Information shown:

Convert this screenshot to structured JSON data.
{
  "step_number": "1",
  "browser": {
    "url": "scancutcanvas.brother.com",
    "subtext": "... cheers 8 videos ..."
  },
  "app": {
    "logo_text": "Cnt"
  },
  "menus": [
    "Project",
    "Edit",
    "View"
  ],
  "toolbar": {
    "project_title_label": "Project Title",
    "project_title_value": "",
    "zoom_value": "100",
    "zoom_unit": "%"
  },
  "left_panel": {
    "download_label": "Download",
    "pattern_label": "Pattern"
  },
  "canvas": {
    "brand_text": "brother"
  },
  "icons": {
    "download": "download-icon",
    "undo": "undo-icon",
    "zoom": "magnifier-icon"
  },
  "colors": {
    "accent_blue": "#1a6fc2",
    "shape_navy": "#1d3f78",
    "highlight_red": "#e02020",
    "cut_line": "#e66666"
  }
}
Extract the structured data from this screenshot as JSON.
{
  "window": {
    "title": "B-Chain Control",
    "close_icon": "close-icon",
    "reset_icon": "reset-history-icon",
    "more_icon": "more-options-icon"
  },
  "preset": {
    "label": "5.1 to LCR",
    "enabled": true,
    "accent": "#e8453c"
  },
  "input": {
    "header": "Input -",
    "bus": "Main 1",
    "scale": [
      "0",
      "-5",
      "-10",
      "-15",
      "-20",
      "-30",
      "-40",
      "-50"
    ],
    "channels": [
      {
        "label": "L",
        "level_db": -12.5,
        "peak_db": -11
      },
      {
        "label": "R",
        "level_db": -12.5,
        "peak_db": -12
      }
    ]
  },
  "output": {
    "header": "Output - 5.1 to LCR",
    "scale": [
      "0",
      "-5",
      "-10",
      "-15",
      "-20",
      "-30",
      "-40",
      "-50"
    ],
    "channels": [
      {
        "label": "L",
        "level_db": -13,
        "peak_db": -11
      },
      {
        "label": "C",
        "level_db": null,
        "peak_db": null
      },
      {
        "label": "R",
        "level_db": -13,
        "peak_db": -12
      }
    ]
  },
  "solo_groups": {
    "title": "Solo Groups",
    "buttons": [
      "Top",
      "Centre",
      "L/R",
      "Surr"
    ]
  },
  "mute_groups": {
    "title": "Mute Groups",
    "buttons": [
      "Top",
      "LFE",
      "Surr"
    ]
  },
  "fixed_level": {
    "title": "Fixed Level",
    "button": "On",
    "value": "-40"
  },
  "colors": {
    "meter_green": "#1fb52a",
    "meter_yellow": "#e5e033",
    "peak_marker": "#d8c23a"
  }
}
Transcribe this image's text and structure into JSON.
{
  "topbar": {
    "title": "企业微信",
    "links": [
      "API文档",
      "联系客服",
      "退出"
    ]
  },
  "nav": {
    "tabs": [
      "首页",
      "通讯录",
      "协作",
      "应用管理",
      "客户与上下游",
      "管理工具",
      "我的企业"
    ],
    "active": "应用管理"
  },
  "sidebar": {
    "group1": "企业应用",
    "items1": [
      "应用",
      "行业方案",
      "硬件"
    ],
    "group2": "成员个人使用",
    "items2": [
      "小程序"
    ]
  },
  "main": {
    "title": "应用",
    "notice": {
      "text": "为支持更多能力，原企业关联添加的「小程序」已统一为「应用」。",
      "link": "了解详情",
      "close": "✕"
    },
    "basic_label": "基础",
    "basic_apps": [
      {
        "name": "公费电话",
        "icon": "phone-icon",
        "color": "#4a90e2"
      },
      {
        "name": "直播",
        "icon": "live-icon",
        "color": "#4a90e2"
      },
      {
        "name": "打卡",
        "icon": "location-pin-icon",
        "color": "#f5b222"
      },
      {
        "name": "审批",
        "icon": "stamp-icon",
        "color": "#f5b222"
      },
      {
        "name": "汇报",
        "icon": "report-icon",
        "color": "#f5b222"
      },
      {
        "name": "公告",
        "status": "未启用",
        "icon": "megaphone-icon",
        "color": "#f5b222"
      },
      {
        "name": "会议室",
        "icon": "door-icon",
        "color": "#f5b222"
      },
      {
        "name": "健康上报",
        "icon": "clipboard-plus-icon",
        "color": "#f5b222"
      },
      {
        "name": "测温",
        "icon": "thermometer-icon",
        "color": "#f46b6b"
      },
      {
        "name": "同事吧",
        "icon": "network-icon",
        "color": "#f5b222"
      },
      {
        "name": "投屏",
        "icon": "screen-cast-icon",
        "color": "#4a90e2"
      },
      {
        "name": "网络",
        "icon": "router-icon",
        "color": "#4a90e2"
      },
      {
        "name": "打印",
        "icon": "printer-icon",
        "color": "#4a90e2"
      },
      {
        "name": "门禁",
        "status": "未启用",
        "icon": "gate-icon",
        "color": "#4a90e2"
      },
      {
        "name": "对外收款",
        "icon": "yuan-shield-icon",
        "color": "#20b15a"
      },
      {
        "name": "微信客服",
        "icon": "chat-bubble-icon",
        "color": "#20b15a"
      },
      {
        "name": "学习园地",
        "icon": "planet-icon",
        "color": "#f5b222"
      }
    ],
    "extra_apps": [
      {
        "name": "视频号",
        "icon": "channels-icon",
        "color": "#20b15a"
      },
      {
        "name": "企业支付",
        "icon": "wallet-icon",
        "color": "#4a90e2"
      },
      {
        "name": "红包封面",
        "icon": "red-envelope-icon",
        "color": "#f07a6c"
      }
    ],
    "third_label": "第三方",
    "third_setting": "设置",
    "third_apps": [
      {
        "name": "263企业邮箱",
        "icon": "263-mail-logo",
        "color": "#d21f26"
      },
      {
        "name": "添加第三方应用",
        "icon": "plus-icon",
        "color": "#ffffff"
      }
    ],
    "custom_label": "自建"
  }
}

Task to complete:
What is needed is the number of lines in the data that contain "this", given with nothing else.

Task solution:
3